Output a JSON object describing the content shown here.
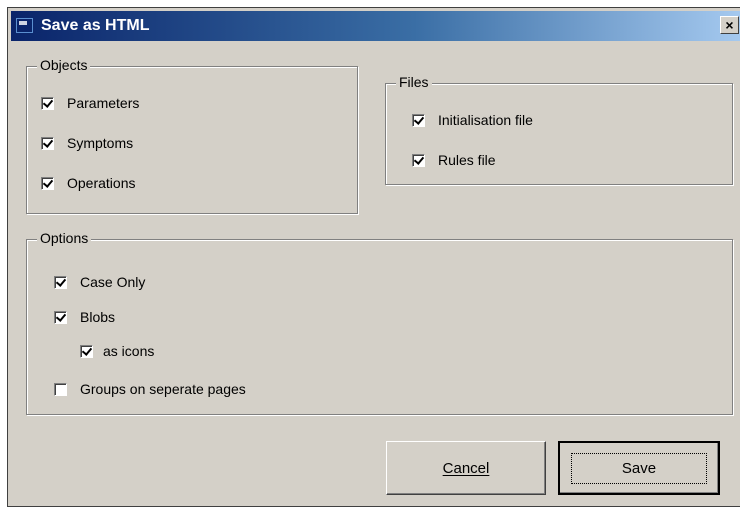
{
  "window": {
    "title": "Save as HTML",
    "close_glyph": "×"
  },
  "objects": {
    "legend": "Objects",
    "items": [
      {
        "label": "Parameters",
        "checked": true
      },
      {
        "label": "Symptoms",
        "checked": true
      },
      {
        "label": "Operations",
        "checked": true
      }
    ]
  },
  "files": {
    "legend": "Files",
    "items": [
      {
        "label": "Initialisation file",
        "checked": true
      },
      {
        "label": "Rules file",
        "checked": true
      }
    ]
  },
  "options": {
    "legend": "Options",
    "items": [
      {
        "label": "Case Only",
        "checked": true
      },
      {
        "label": "Blobs",
        "checked": true
      },
      {
        "label": "as icons",
        "checked": true
      },
      {
        "label": "Groups on seperate pages",
        "checked": false
      }
    ]
  },
  "buttons": {
    "cancel": "Cancel",
    "save": "Save"
  }
}
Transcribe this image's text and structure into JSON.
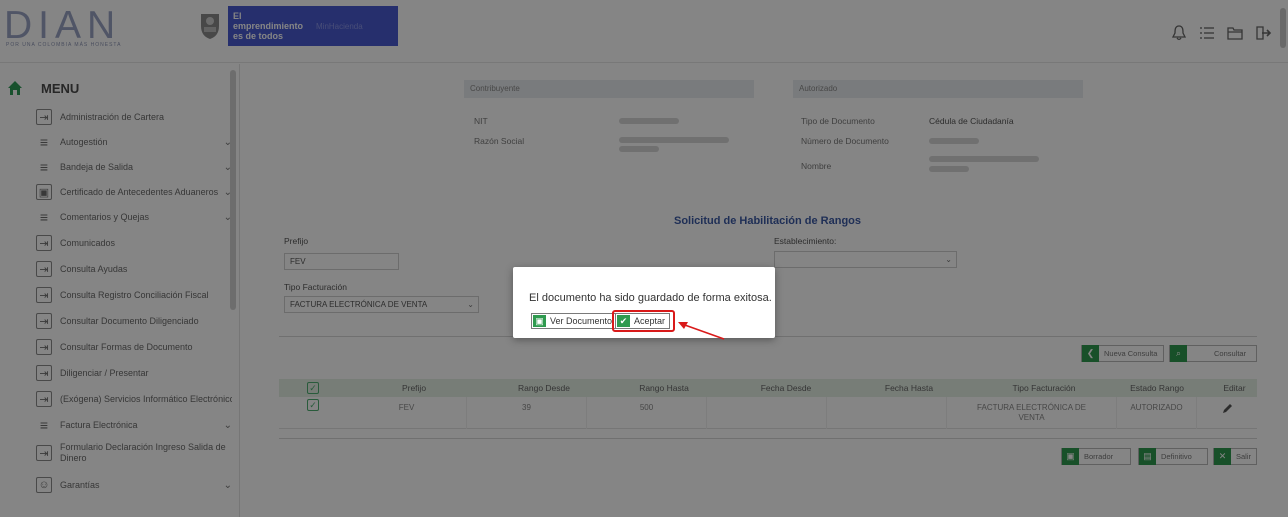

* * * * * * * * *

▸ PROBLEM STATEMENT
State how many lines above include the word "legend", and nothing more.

▸ ANSWER SECTION
3